Introduction and objectives Currently treated asthma (CTA) is commonly assessed in epidemiological studies and is typically self-reported. We investigated how patient understanding of this label compared with objective measures extracted from routinely collected data.
Methods We used the Welsh Health Survey 2014 results for individuals aged 16+. Self-reported CTA was measured with the question: “Are you currently being treated for asthma?” We included those who had valid responses, are record-linked to the Secure Anonymised Information Linkage databank, and had complete GP practice registrations between 2009 and 2014. From the GP dataset, we queried their most recent prescriptions, if any, and whether they had ever recorded asthma diagnosis, and cross-tabulated these variables with self-reported CTA. We examined the concordance between self-reported CTA and each of ‘ever prescriptions’, ‘ever diagnosis’, and ‘having prescriptions in varying backward intervals from mid-2014’, with the latter repeated by adding ‘ever diagnosis’.
Results Of 4,291 eligible people, 10.2% self-reported CTA but, of these, 11.2% had no prescriptions in the past 12 months and 22.4% had no recorded asthma diagnosis ever.
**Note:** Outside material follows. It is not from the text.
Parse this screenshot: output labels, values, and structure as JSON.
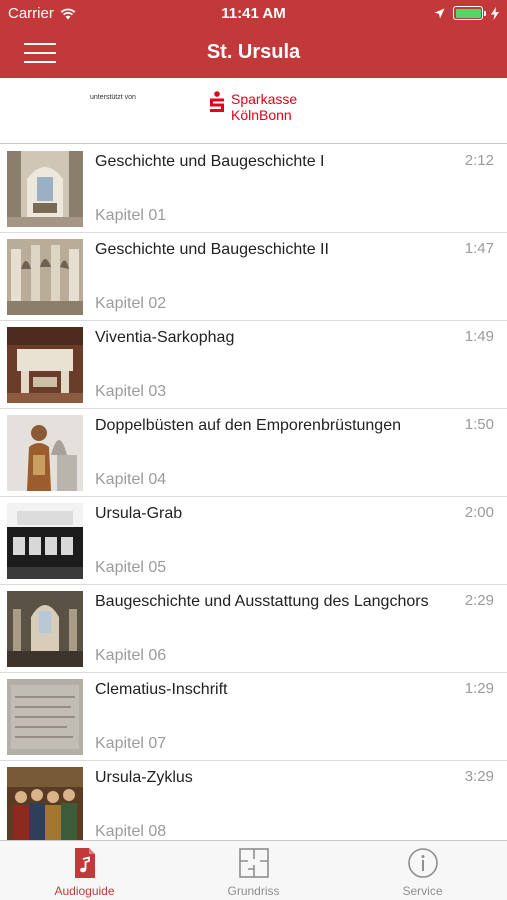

Figure 1A shows full intersections between the variables. For concordance between self-reported CTA and each of ‘ever prescriptions’ and ‘ever diagnosis’, Cohen’s kappa was 0.42 and 0.68, respectively. For concordance between self-reported CTA and ‘prescriptions in backward intervals’, kappa was 0.76 for the 12-month interval but peaked to 0.77 at 9-months. After adding ‘ever diagnosis’, the kappa became 0.78 for the 12-month measure (which represents the treated asthma criteria of the Quality of Outcomes Framework, QOF), and peaked to 0.79 at 18-months (Figure 1B).
Conclusion In Wales, self-reported currently treated asthma showed good concordance with the QOF treated asthma criteria but a slightly better concordance with ‘any prescriptions in the last 18 months and ever diagnosis’ measured from routine GP data. However, the concordance remains suboptimal, demonstrating that self-reported CTA should be used with caution, and objective measures from routinely collected health data are preferred.